■ TASK ITEM ■
Your task is to output the entries below word for word.

(GIVEN RECORDS)

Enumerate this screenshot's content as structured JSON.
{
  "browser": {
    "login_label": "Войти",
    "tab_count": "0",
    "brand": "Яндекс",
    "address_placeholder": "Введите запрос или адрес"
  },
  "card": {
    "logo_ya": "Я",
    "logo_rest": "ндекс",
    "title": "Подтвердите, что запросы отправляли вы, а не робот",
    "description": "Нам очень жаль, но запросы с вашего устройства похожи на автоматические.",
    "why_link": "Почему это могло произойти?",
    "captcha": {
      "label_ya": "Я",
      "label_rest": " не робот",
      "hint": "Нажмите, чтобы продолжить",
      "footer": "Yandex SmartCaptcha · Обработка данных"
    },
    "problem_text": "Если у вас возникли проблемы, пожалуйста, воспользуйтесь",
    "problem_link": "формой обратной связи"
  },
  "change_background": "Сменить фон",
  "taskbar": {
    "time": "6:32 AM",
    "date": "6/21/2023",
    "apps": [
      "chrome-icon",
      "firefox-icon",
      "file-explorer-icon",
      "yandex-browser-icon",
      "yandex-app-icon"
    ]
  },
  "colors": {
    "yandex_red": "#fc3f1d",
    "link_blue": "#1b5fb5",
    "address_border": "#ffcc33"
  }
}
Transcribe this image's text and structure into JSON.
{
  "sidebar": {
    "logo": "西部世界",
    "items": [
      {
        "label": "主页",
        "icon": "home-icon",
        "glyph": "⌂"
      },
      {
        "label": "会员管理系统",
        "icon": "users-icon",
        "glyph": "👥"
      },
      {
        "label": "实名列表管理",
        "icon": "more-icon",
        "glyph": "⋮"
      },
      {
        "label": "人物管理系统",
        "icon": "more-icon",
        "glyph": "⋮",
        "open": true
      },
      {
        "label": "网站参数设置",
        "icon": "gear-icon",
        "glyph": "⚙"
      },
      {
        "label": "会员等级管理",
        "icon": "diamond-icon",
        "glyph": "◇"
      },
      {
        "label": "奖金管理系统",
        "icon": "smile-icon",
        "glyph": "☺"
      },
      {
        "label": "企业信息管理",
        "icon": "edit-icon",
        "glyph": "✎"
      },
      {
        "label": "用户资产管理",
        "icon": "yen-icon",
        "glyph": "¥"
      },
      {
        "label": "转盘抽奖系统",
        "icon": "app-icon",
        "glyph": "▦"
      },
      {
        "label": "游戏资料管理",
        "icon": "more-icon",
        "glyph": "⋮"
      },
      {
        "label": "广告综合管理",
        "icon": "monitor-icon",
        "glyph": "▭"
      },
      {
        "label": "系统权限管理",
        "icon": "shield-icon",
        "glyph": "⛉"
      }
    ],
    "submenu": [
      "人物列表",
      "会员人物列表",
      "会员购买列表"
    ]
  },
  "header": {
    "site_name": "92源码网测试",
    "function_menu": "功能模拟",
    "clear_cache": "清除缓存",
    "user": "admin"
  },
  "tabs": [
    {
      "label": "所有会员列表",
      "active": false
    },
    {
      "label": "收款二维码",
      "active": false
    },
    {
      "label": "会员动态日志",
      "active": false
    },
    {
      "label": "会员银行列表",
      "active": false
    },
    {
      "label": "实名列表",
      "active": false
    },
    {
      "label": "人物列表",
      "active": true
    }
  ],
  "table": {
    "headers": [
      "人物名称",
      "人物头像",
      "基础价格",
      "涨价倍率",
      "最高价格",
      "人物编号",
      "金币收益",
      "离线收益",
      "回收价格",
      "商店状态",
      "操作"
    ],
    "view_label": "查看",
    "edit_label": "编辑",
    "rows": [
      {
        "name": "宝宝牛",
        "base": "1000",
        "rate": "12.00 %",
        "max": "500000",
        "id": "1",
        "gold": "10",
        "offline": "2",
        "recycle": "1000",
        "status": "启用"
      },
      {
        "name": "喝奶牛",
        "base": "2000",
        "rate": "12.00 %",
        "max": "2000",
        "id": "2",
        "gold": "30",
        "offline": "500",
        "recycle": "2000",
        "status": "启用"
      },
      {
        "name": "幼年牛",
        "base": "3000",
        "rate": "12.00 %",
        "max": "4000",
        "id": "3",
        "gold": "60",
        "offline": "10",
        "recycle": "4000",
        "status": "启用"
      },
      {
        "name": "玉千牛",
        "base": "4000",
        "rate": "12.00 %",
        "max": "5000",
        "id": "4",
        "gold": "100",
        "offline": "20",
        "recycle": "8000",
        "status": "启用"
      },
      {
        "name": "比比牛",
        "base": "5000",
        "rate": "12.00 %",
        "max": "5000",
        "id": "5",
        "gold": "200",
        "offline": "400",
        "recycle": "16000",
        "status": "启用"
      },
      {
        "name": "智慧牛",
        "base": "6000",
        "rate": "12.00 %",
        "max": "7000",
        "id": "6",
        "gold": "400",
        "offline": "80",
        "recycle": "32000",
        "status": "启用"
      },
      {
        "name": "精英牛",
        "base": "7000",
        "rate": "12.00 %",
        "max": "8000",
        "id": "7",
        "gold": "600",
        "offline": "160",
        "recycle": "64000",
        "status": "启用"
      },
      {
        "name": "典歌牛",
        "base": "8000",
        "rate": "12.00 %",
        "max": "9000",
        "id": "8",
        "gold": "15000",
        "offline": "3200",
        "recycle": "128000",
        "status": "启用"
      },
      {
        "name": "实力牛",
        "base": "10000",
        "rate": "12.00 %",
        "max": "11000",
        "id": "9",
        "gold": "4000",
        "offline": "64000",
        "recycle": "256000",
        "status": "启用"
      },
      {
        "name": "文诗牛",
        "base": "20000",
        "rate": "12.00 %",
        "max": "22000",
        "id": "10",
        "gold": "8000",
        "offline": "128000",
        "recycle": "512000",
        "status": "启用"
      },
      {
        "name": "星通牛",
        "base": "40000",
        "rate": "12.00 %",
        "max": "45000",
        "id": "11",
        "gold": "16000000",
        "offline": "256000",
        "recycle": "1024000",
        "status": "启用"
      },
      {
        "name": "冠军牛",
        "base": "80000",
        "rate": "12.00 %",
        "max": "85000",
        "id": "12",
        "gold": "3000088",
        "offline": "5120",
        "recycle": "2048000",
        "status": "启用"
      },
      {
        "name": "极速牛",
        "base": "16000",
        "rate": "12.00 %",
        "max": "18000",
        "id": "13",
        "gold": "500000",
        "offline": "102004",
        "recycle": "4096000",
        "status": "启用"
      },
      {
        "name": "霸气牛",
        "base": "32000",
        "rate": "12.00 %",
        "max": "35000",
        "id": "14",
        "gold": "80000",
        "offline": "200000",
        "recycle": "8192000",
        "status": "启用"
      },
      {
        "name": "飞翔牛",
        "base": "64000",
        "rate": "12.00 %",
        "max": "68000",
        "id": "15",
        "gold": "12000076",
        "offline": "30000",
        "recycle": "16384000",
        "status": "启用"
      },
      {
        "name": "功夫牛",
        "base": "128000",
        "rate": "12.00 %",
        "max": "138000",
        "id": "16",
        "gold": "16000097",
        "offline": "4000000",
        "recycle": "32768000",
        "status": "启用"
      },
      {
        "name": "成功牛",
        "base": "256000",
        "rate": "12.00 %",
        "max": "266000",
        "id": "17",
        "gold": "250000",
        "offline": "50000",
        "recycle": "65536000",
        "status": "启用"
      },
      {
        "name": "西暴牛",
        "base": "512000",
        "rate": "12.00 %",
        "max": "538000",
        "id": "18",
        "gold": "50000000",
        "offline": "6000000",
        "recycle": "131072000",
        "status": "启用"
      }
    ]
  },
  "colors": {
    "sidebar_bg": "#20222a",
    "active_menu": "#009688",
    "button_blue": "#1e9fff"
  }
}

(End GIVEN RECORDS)

■ TASK SOLUTION ■
Enumerate this screenshot's content as structured JSON.
{
  "browser": {
    "login_label": "Войти",
    "tab_count": "0",
    "brand": "Яндекс",
    "address_placeholder": "Введите запрос или адрес"
  },
  "card": {
    "logo_ya": "Я",
    "logo_rest": "ндекс",
    "title": "Подтвердите, что запросы отправляли вы, а не робот",
    "description": "Нам очень жаль, но запросы с вашего устройства похожи на автоматические.",
    "why_link": "Почему это могло произойти?",
    "captcha": {
      "label_ya": "Я",
      "label_rest": " не робот",
      "hint": "Нажмите, чтобы продолжить",
      "footer": "Yandex SmartCaptcha · Обработка данных"
    },
    "problem_text": "Если у вас возникли проблемы, пожалуйста, воспользуйтесь",
    "problem_link": "формой обратной связи"
  },
  "change_background": "Сменить фон",
  "taskbar": {
    "time": "6:32 AM",
    "date": "6/21/2023",
    "apps": [
      "chrome-icon",
      "firefox-icon",
      "file-explorer-icon",
      "yandex-browser-icon",
      "yandex-app-icon"
    ]
  },
  "colors": {
    "yandex_red": "#fc3f1d",
    "link_blue": "#1b5fb5",
    "address_border": "#ffcc33"
  }
}
Transcribe this image's text and structure into JSON.
{
  "sidebar": {
    "logo": "西部世界",
    "items": [
      {
        "label": "主页",
        "icon": "home-icon",
        "glyph": "⌂"
      },
      {
        "label": "会员管理系统",
        "icon": "users-icon",
        "glyph": "👥"
      },
      {
        "label": "实名列表管理",
        "icon": "more-icon",
        "glyph": "⋮"
      },
      {
        "label": "人物管理系统",
        "icon": "more-icon",
        "glyph": "⋮",
        "open": true
      },
      {
        "label": "网站参数设置",
        "icon": "gear-icon",
        "glyph": "⚙"
      },
      {
        "label": "会员等级管理",
        "icon": "diamond-icon",
        "glyph": "◇"
      },
      {
        "label": "奖金管理系统",
        "icon": "smile-icon",
        "glyph": "☺"
      },
      {
        "label": "企业信息管理",
        "icon": "edit-icon",
        "glyph": "✎"
      },
      {
        "label": "用户资产管理",
        "icon": "yen-icon",
        "glyph": "¥"
      },
      {
        "label": "转盘抽奖系统",
        "icon": "app-icon",
        "glyph": "▦"
      },
      {
        "label": "游戏资料管理",
        "icon": "more-icon",
        "glyph": "⋮"
      },
      {
        "label": "广告综合管理",
        "icon": "monitor-icon",
        "glyph": "▭"
      },
      {
        "label": "系统权限管理",
        "icon": "shield-icon",
        "glyph": "⛉"
      }
    ],
    "submenu": [
      "人物列表",
      "会员人物列表",
      "会员购买列表"
    ]
  },
  "header": {
    "site_name": "92源码网测试",
    "function_menu": "功能模拟",
    "clear_cache": "清除缓存",
    "user": "admin"
  },
  "tabs": [
    {
      "label": "所有会员列表",
      "active": false
    },
    {
      "label": "收款二维码",
      "active": false
    },
    {
      "label": "会员动态日志",
      "active": false
    },
    {
      "label": "会员银行列表",
      "active": false
    },
    {
      "label": "实名列表",
      "active": false
    },
    {
      "label": "人物列表",
      "active": true
    }
  ],
  "table": {
    "headers": [
      "人物名称",
      "人物头像",
      "基础价格",
      "涨价倍率",
      "最高价格",
      "人物编号",
      "金币收益",
      "离线收益",
      "回收价格",
      "商店状态",
      "操作"
    ],
    "view_label": "查看",
    "edit_label": "编辑",
    "rows": [
      {
        "name": "宝宝牛",
        "base": "1000",
        "rate": "12.00 %",
        "max": "500000",
        "id": "1",
        "gold": "10",
        "offline": "2",
        "recycle": "1000",
        "status": "启用"
      },
      {
        "name": "喝奶牛",
        "base": "2000",
        "rate": "12.00 %",
        "max": "2000",
        "id": "2",
        "gold": "30",
        "offline": "500",
        "recycle": "2000",
        "status": "启用"
      },
      {
        "name": "幼年牛",
        "base": "3000",
        "rate": "12.00 %",
        "max": "4000",
        "id": "3",
        "gold": "60",
        "offline": "10",
        "recycle": "4000",
        "status": "启用"
      },
      {
        "name": "玉千牛",
        "base": "4000",
        "rate": "12.00 %",
        "max": "5000",
        "id": "4",
        "gold": "100",
        "offline": "20",
        "recycle": "8000",
        "status": "启用"
      },
      {
        "name": "比比牛",
        "base": "5000",
        "rate": "12.00 %",
        "max": "5000",
        "id": "5",
        "gold": "200",
        "offline": "400",
        "recycle": "16000",
        "status": "启用"
      },
      {
        "name": "智慧牛",
        "base": "6000",
        "rate": "12.00 %",
        "max": "7000",
        "id": "6",
        "gold": "400",
        "offline": "80",
        "recycle": "32000",
        "status": "启用"
      },
      {
        "name": "精英牛",
        "base": "7000",
        "rate": "12.00 %",
        "max": "8000",
        "id": "7",
        "gold": "600",
        "offline": "160",
        "recycle": "64000",
        "status": "启用"
      },
      {
        "name": "典歌牛",
        "base": "8000",
        "rate": "12.00 %",
        "max": "9000",
        "id": "8",
        "gold": "15000",
        "offline": "3200",
        "recycle": "128000",
        "status": "启用"
      },
      {
        "name": "实力牛",
        "base": "10000",
        "rate": "12.00 %",
        "max": "11000",
        "id": "9",
        "gold": "4000",
        "offline": "64000",
        "recycle": "256000",
        "status": "启用"
      },
      {
        "name": "文诗牛",
        "base": "20000",
        "rate": "12.00 %",
        "max": "22000",
        "id": "10",
        "gold": "8000",
        "offline": "128000",
        "recycle": "512000",
        "status": "启用"
      },
      {
        "name": "星通牛",
        "base": "40000",
        "rate": "12.00 %",
        "max": "45000",
        "id": "11",
        "gold": "16000000",
        "offline": "256000",
        "recycle": "1024000",
        "status": "启用"
      },
      {
        "name": "冠军牛",
        "base": "80000",
        "rate": "12.00 %",
        "max": "85000",
        "id": "12",
        "gold": "3000088",
        "offline": "5120",
        "recycle": "2048000",
        "status": "启用"
      },
      {
        "name": "极速牛",
        "base": "16000",
        "rate": "12.00 %",
        "max": "18000",
        "id": "13",
        "gold": "500000",
        "offline": "102004",
        "recycle": "4096000",
        "status": "启用"
      },
      {
        "name": "霸气牛",
        "base": "32000",
        "rate": "12.00 %",
        "max": "35000",
        "id": "14",
        "gold": "80000",
        "offline": "200000",
        "recycle": "8192000",
        "status": "启用"
      },
      {
        "name": "飞翔牛",
        "base": "64000",
        "rate": "12.00 %",
        "max": "68000",
        "id": "15",
        "gold": "12000076",
        "offline": "30000",
        "recycle": "16384000",
        "status": "启用"
      },
      {
        "name": "功夫牛",
        "base": "128000",
        "rate": "12.00 %",
        "max": "138000",
        "id": "16",
        "gold": "16000097",
        "offline": "4000000",
        "recycle": "32768000",
        "status": "启用"
      },
      {
        "name": "成功牛",
        "base": "256000",
        "rate": "12.00 %",
        "max": "266000",
        "id": "17",
        "gold": "250000",
        "offline": "50000",
        "recycle": "65536000",
        "status": "启用"
      },
      {
        "name": "西暴牛",
        "base": "512000",
        "rate": "12.00 %",
        "max": "538000",
        "id": "18",
        "gold": "50000000",
        "offline": "6000000",
        "recycle": "131072000",
        "status": "启用"
      }
    ]
  },
  "colors": {
    "sidebar_bg": "#20222a",
    "active_menu": "#009688",
    "button_blue": "#1e9fff"
  }
}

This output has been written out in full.